I have only one New Year’s resolution, and if I’m up to the challenge, I suspect that many other goals, priorities, and areas requiring greater self-discipline will mysteriously fall into line! The personality trait against which I intend to wage war is decidedly more difficult to measure for improvement than one’s spending habits, or surrendering of addictions, but its improvement has far-reaching implications. Once again, a work of art has impressed upon me a truth of which I was already aware–has brought it to the forefront of my mind, so to speak–and incited me to action as only the best films/songs/books can do.
Two weeks ago, I saw a preview screening of “The Artist” with my sister-in-law, and my initial response was luke-warm. My expectations for the film were admittedly quite high (as an avid film fan, I had perhaps read too much praise prior to going into the theatre!) I immediately admired the acting, the cinematography, and the wonderful score, but the story/characters themselves felt hopelessly dated. I enjoyed it purely as an homage to the earlier days of cinema–but wrote it off as somewhat irrelevant to my personal experience.
I couldn’t have been more wrong.
Michel Hazanavicius has employed the medium of silent film to portray an industry undergoing revolutionary changes and a man who stands in denial of progress because ‘he is an Artist’! He need not TALK to be understood, and feels that no further generosity should be required of him in ‘making way for the young’. In his mind, the era of ‘talkies’ is but a passing phase, and his talent and fame will sustain him beyond a fad that threatens to annihilate the true artistry of cinema. As he brazenly produces films for which there is no longer an audience, and comes to grips with the truth that his appeal has been relegated to older generations of moviegoers, his conclusion mirrors my own: our pride lurks beneath the excuses we offer for our failure to adapt, and ultimately, impedes our growth.
In 2011, we witnessed the fall and/or death of many proud dictators. We continued to weather the after-effects of a financial crisis that analysts now agree could have been avoided if, as a society, we weren’t so intent upon buying with credit and living lavish lifestyles beyond our means. Whether or not you agree with its methods, the ‘Occupy Movement‘ took aim at inequality and corruption–two pervasive social problems that stem from the pursuit of power and the sordid lengths to which many are willing to go in order to preserve the power they possess. It is not my place to pass judgment on anyone involved in such things, or to be so naively idealistic as to suggest that we eradicate pride altogether, and thus, solve all of the world’s problems. I can only examine my own life.

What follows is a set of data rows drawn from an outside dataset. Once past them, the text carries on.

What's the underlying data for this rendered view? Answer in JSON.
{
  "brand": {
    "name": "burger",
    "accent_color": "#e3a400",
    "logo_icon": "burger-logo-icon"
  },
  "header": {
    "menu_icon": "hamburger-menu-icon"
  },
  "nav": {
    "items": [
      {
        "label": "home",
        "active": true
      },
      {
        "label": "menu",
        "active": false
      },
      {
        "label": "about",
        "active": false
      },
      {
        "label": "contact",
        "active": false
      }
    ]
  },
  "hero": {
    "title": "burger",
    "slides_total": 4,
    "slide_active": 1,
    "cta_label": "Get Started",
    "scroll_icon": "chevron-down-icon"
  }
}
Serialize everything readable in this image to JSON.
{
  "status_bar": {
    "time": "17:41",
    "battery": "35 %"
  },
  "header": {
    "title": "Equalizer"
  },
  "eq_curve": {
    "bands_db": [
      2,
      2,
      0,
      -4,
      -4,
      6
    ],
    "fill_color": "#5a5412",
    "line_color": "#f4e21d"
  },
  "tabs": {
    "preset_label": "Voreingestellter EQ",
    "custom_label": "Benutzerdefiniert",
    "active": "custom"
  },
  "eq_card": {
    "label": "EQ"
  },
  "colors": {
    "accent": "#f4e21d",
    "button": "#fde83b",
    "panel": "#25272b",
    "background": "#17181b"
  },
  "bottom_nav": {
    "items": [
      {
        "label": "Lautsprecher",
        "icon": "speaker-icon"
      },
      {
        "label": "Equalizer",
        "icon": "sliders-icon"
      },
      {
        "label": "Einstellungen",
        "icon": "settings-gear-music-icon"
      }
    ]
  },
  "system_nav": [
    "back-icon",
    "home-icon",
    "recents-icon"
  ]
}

As I do so at the dawn of another new year, I can’t help but identify the missed opportunities, the relationships forfeited, and the stubbornness that has occasionally characterized my decision-making over the past year. Without a doubt, I consider myself to be open-minded, highly motivated to advance my career and serve my family, and sincere in my encounters with others. I’m succeeding in many ways, but am I generous with my time? Do I always follow through with the promises I make? Am I willing to stomach the discomfort and embrace the changes happening around me and in spite of me? In 2012, I am committed to do all that I can to receive the grace and summon the will to act differently when pride comes knocking.
It’s simultaneously humiliating and liberating to publish on a public website such thoughts and admissions concerning my own pride. I guess I feel no shame in revealing to a supportive community that I have weaknesses and I am committed to self-improvement. Is this not really the function of all our annual sharing of ‘resolutions’? We secretly crave accountability and relish the opportunity to step boldly into a new year, declaring our intention to pursue collective and individual growth!
Naturally, we need not surrender who we are in the quest to be better. Be it the ever-evolving medium of film, our habits in our workplaces, our parenting styles, or the ways in which we relate to those we care about most, the old and the new will inevitably co-exist. Hazanavicius’ artist may be correct to assert that it’s not always what we say that counts, but we submit ourselves to folly if, by extension, we choose not to speak at all!